Scan the data, and whenever a line contains "Online", copy it.

(Data about app and page elements)
#####
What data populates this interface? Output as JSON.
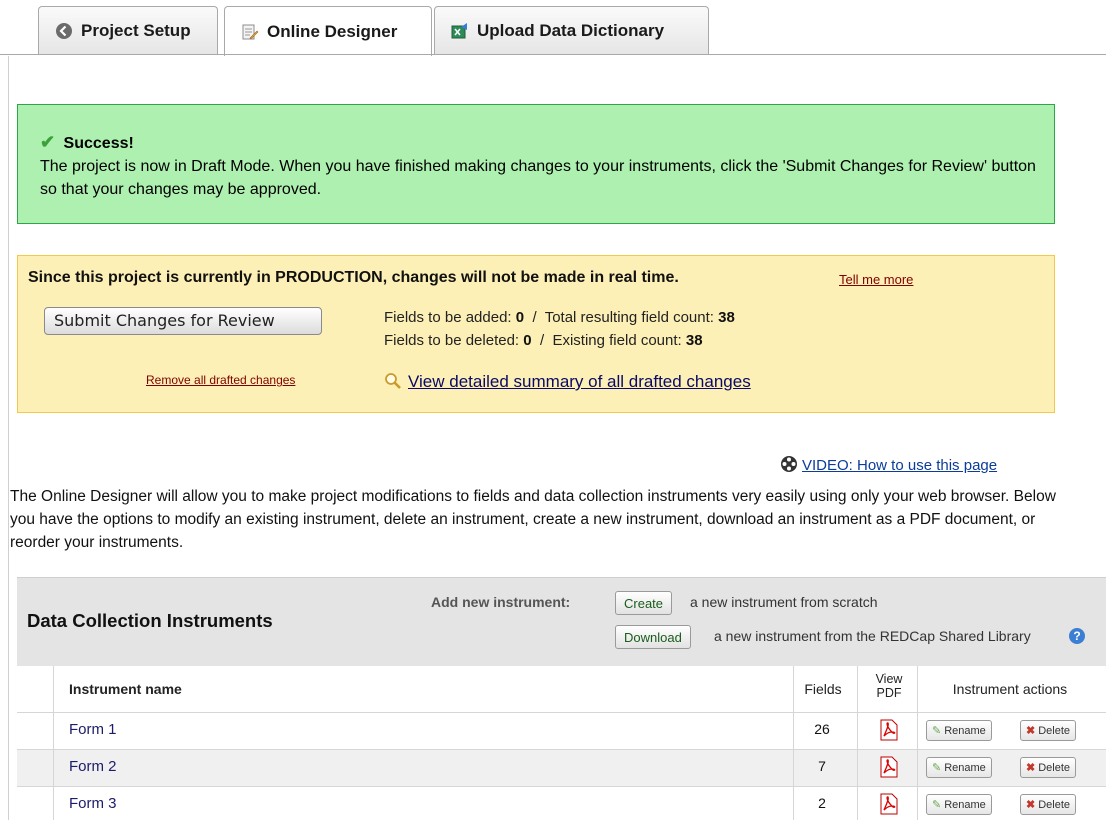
{
  "tabs": [
    {
      "label": "Project Setup",
      "icon": "back-arrow-icon"
    },
    {
      "label": "Online Designer",
      "icon": "pencil-form-icon",
      "active": true
    },
    {
      "label": "Upload Data Dictionary",
      "icon": "spreadsheet-icon"
    }
  ],
  "success": {
    "title": "Success!",
    "message": "The project is now in Draft Mode. When you have finished making changes to your instruments, click the 'Submit Changes for Review' button so that your changes may be approved.",
    "color": "#aef0b0"
  },
  "production": {
    "heading": "Since this project is currently in PRODUCTION, changes will not be made in real time.",
    "tell_me_more": "Tell me more",
    "submit_label": "Submit Changes for Review",
    "added_label": "Fields to be added:",
    "added_value": "0",
    "total_label": "Total resulting field count:",
    "total_value": "38",
    "deleted_label": "Fields to be deleted:",
    "deleted_value": "0",
    "existing_label": "Existing field count:",
    "existing_value": "38",
    "remove_label": "Remove all drafted changes",
    "view_summary_label": "View detailed summary of all drafted changes",
    "color": "#fdf0b6"
  },
  "video_link": "VIDEO: How to use this page",
  "description": "The Online Designer will allow you to make project modifications to fields and data collection instruments very easily using only your web browser. Below you have the options to modify an existing instrument, delete an instrument, create a new instrument, download an instrument as a PDF document, or reorder your instruments.",
  "instruments": {
    "title": "Data Collection Instruments",
    "add_label": "Add new instrument:",
    "create_label": "Create",
    "create_text": "a new instrument from scratch",
    "download_label": "Download",
    "download_text": "a new instrument from the REDCap Shared Library",
    "columns": {
      "name": "Instrument name",
      "fields": "Fields",
      "pdf": "View PDF",
      "actions": "Instrument actions"
    },
    "rename_label": "Rename",
    "delete_label": "Delete",
    "rows": [
      {
        "name": "Form 1",
        "fields": "26"
      },
      {
        "name": "Form 2",
        "fields": "7"
      },
      {
        "name": "Form 3",
        "fields": "2"
      }
    ]
  }
}
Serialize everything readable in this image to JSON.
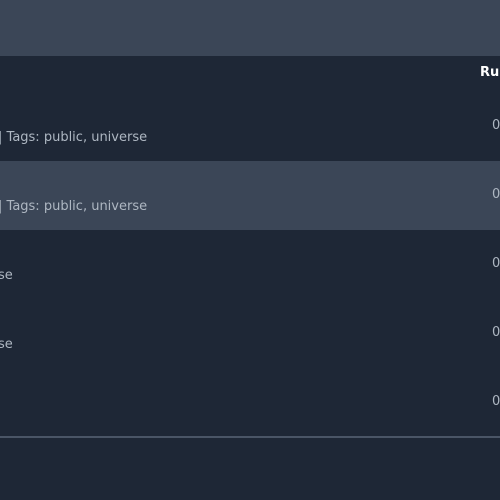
{
  "table": {
    "columns": {
      "runs_label": "Run"
    },
    "rows": [
      {
        "subtitle_prefix": "|",
        "subtitle_tags": "Tags: public, universe",
        "runs": "0"
      },
      {
        "subtitle_prefix": "|",
        "subtitle_tags": "Tags: public, universe",
        "runs": "0"
      },
      {
        "subtitle_prefix": "",
        "subtitle_tags": "se",
        "runs": "0"
      },
      {
        "subtitle_prefix": "",
        "subtitle_tags": "se",
        "runs": "0"
      },
      {
        "subtitle_prefix": "",
        "subtitle_tags": "",
        "runs": "0"
      }
    ]
  },
  "colors": {
    "background": "#1e2736",
    "highlight_row": "#3b4657",
    "divider": "#313c4c",
    "header_text": "#ffffff",
    "muted_text": "#aeb7c2"
  }
}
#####
__Result for this exercise__:
      "label": "Online Designer",
  "description": "The Online Designer will allow you to make project modifications to fields and data collection instruments very easily using only your web browser. Below you have the options to modify an existing instrument, delete an instrument, create a new instrument, download an instrument as a PDF document, or reorder your instruments.",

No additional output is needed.